[Start of Attachment]

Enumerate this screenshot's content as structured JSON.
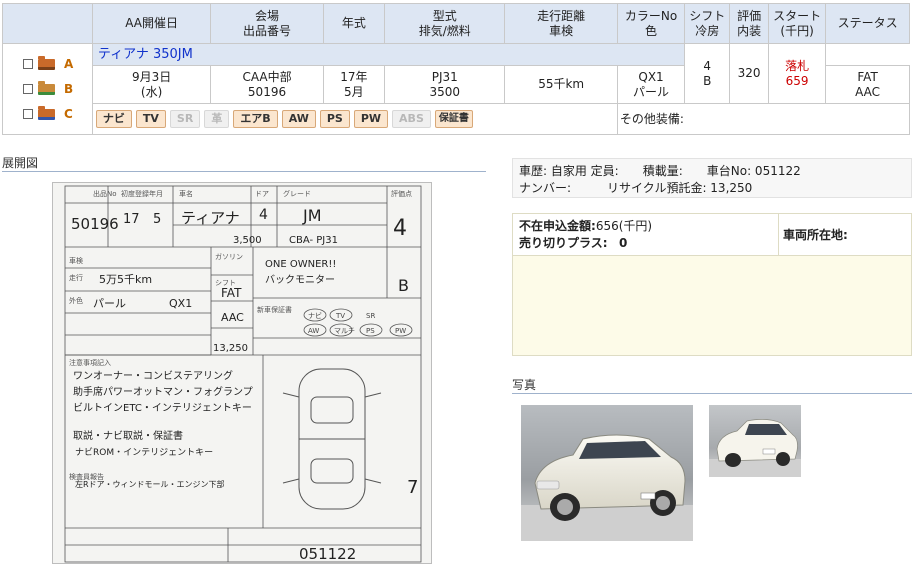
{
  "header": {
    "date": "AA開催日",
    "venue": [
      "会場",
      "出品番号"
    ],
    "year": "年式",
    "model": [
      "型式",
      "排気/燃料"
    ],
    "mileage": [
      "走行距離",
      "車検"
    ],
    "color": [
      "カラーNo",
      "色"
    ],
    "shift": [
      "シフト",
      "冷房"
    ],
    "grade": [
      "評価",
      "内装"
    ],
    "start": [
      "スタート",
      "(千円)"
    ],
    "status": "ステータス"
  },
  "selectors": [
    {
      "label": "A"
    },
    {
      "label": "B"
    },
    {
      "label": "C"
    }
  ],
  "vehicle": {
    "name": "ティアナ 350JM",
    "date": [
      "9月3日",
      "(水)"
    ],
    "venue": [
      "CAA中部",
      "50196"
    ],
    "year": [
      "17年",
      "5月"
    ],
    "model": [
      "PJ31",
      "3500"
    ],
    "mileage": "55千km",
    "color": [
      "QX1",
      "パール"
    ],
    "shift": [
      "FAT",
      "AAC"
    ],
    "grade": [
      "4",
      "B"
    ],
    "start": "320",
    "status": [
      "落札",
      "659"
    ]
  },
  "options": [
    {
      "label": "ナビ",
      "on": true
    },
    {
      "label": "TV",
      "on": true
    },
    {
      "label": "SR",
      "on": false
    },
    {
      "label": "革",
      "on": false
    },
    {
      "label": "エアB",
      "on": true
    },
    {
      "label": "AW",
      "on": true
    },
    {
      "label": "PS",
      "on": true
    },
    {
      "label": "PW",
      "on": true
    },
    {
      "label": "ABS",
      "on": false
    },
    {
      "label": "保証書",
      "on": true
    }
  ],
  "other_equipment": "その他装備:",
  "sections": {
    "sheet_title": "展開図",
    "photo_title": "写真"
  },
  "details": {
    "line1": "車歴: 自家用 定員:　　積載量:　　車台No: 051122",
    "line2": "ナンバー:　　　リサイクル預託金: 13,250"
  },
  "price": {
    "absent_label": "不在申込金額:",
    "absent_value": "656(千円)",
    "plus_label": "売り切りプラス:",
    "plus_value": "0",
    "location_label": "車両所在地:"
  },
  "sheet": {
    "lot": "50196",
    "year": "17",
    "month": "5",
    "model_name": "ティアナ",
    "grade_hand": "JM",
    "door": "4",
    "displacement": "3,500",
    "type": "CBA- PJ31",
    "score": "4",
    "interior": "B",
    "mileage_hand": "5万5千km",
    "color_hand": "パール",
    "color_code": "QX1",
    "shift": "FAT",
    "ac": "AAC",
    "recycle": "13,250",
    "chassis": "051122",
    "sales_point": [
      "ONE OWNER!!",
      "バックモニター"
    ],
    "notes": [
      "ワンオーナー・コンビステアリング",
      "助手席パワーオットマン・フォグランプ",
      "ビルトインETC・インテリジェントキー",
      "取説・ナビ取説・保証書",
      "ナビROM・インテリジェントキー",
      "左Rドア・ウィンドモール・エンジン下部"
    ],
    "labels": [
      "出品No",
      "初度登録年月",
      "車名",
      "ドア",
      "グレード",
      "評価点",
      "車検",
      "走行",
      "外色",
      "シフト",
      "ガソリン",
      "新車保証書",
      "ナビ",
      "TV",
      "SR",
      "AW",
      "PS",
      "PW",
      "注意事項記入",
      "検査員報告"
    ]
  }
}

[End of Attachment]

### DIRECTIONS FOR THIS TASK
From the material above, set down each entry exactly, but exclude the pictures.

### SOLUTION TO THE EXERCISE
Enumerate this screenshot's content as structured JSON.
{
  "header": {
    "date": "AA開催日",
    "venue": [
      "会場",
      "出品番号"
    ],
    "year": "年式",
    "model": [
      "型式",
      "排気/燃料"
    ],
    "mileage": [
      "走行距離",
      "車検"
    ],
    "color": [
      "カラーNo",
      "色"
    ],
    "shift": [
      "シフト",
      "冷房"
    ],
    "grade": [
      "評価",
      "内装"
    ],
    "start": [
      "スタート",
      "(千円)"
    ],
    "status": "ステータス"
  },
  "selectors": [
    {
      "label": "A"
    },
    {
      "label": "B"
    },
    {
      "label": "C"
    }
  ],
  "vehicle": {
    "name": "ティアナ 350JM",
    "date": [
      "9月3日",
      "(水)"
    ],
    "venue": [
      "CAA中部",
      "50196"
    ],
    "year": [
      "17年",
      "5月"
    ],
    "model": [
      "PJ31",
      "3500"
    ],
    "mileage": "55千km",
    "color": [
      "QX1",
      "パール"
    ],
    "shift": [
      "FAT",
      "AAC"
    ],
    "grade": [
      "4",
      "B"
    ],
    "start": "320",
    "status": [
      "落札",
      "659"
    ]
  },
  "options": [
    {
      "label": "ナビ",
      "on": true
    },
    {
      "label": "TV",
      "on": true
    },
    {
      "label": "SR",
      "on": false
    },
    {
      "label": "革",
      "on": false
    },
    {
      "label": "エアB",
      "on": true
    },
    {
      "label": "AW",
      "on": true
    },
    {
      "label": "PS",
      "on": true
    },
    {
      "label": "PW",
      "on": true
    },
    {
      "label": "ABS",
      "on": false
    },
    {
      "label": "保証書",
      "on": true
    }
  ],
  "other_equipment": "その他装備:",
  "sections": {
    "sheet_title": "展開図",
    "photo_title": "写真"
  },
  "details": {
    "line1": "車歴: 自家用 定員:　　積載量:　　車台No: 051122",
    "line2": "ナンバー:　　　リサイクル預託金: 13,250"
  },
  "price": {
    "absent_label": "不在申込金額:",
    "absent_value": "656(千円)",
    "plus_label": "売り切りプラス:",
    "plus_value": "0",
    "location_label": "車両所在地:"
  },
  "sheet": {
    "lot": "50196",
    "year": "17",
    "month": "5",
    "model_name": "ティアナ",
    "grade_hand": "JM",
    "door": "4",
    "displacement": "3,500",
    "type": "CBA- PJ31",
    "score": "4",
    "interior": "B",
    "mileage_hand": "5万5千km",
    "color_hand": "パール",
    "color_code": "QX1",
    "shift": "FAT",
    "ac": "AAC",
    "recycle": "13,250",
    "chassis": "051122",
    "sales_point": [
      "ONE OWNER!!",
      "バックモニター"
    ],
    "notes": [
      "ワンオーナー・コンビステアリング",
      "助手席パワーオットマン・フォグランプ",
      "ビルトインETC・インテリジェントキー",
      "取説・ナビ取説・保証書",
      "ナビROM・インテリジェントキー",
      "左Rドア・ウィンドモール・エンジン下部"
    ],
    "labels": [
      "出品No",
      "初度登録年月",
      "車名",
      "ドア",
      "グレード",
      "評価点",
      "車検",
      "走行",
      "外色",
      "シフト",
      "ガソリン",
      "新車保証書",
      "ナビ",
      "TV",
      "SR",
      "AW",
      "PS",
      "PW",
      "注意事項記入",
      "検査員報告"
    ]
  }
}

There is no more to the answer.